> **Exercise input**:

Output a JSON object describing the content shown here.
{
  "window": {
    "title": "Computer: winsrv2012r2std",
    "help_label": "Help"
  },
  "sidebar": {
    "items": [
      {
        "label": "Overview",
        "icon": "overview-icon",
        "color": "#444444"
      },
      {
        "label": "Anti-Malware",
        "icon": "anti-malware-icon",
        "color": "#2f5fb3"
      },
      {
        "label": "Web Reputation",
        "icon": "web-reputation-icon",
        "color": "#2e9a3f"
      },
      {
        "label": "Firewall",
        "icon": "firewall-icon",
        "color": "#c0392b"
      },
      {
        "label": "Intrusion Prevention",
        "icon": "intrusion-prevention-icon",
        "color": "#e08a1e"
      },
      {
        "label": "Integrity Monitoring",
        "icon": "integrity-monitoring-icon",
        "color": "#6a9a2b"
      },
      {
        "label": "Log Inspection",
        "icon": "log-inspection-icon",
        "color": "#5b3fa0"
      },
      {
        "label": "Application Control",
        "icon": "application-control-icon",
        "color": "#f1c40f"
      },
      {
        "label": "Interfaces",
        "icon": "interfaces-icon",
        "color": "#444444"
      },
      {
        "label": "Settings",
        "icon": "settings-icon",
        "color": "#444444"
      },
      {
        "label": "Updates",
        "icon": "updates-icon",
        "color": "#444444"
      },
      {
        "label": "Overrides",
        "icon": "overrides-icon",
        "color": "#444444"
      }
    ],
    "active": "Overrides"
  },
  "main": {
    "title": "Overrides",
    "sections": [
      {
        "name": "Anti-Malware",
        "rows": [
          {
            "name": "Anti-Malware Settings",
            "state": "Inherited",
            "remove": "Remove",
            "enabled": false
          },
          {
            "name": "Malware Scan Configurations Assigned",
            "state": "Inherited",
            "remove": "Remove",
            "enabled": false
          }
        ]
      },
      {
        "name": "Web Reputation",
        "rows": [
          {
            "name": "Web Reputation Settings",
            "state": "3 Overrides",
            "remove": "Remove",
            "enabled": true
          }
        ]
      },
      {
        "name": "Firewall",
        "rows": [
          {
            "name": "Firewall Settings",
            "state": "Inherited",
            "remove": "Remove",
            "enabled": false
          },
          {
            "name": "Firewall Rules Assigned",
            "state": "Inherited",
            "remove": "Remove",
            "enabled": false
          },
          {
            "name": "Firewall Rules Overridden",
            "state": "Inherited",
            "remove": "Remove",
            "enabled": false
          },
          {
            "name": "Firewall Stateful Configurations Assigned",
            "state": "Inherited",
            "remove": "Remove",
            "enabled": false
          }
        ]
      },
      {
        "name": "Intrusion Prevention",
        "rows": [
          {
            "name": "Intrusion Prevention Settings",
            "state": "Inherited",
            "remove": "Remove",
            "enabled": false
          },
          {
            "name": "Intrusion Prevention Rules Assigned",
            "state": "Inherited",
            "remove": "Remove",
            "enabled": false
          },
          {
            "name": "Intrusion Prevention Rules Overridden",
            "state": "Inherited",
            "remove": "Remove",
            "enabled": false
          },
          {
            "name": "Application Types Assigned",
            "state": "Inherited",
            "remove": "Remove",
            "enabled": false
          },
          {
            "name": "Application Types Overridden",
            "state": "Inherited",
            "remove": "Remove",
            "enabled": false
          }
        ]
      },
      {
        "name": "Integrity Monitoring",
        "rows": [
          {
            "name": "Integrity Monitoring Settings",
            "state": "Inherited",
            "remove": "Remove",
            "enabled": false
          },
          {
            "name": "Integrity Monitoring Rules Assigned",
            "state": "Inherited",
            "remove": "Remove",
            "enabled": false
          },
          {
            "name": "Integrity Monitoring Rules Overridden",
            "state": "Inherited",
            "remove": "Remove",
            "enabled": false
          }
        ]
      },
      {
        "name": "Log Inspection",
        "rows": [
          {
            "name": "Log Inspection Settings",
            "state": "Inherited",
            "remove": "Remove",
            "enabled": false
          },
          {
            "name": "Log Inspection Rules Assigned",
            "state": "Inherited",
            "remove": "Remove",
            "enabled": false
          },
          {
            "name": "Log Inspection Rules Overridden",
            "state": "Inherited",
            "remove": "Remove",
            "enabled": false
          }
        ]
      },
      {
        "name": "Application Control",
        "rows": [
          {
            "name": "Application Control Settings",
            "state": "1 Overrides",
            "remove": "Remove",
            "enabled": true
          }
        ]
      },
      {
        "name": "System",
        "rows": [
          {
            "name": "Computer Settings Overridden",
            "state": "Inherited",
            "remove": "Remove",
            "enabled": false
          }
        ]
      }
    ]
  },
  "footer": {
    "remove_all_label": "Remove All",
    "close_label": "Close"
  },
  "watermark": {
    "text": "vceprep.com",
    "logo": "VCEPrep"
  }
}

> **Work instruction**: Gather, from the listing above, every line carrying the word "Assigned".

> **Finished task**:
            "name": "Malware Scan Configurations Assigned",
            "name": "Firewall Rules Assigned",
            "name": "Firewall Stateful Configurations Assigned",
            "name": "Intrusion Prevention Rules Assigned",
            "name": "Application Types Assigned",
            "name": "Integrity Monitoring Rules Assigned",
            "name": "Log Inspection Rules Assigned",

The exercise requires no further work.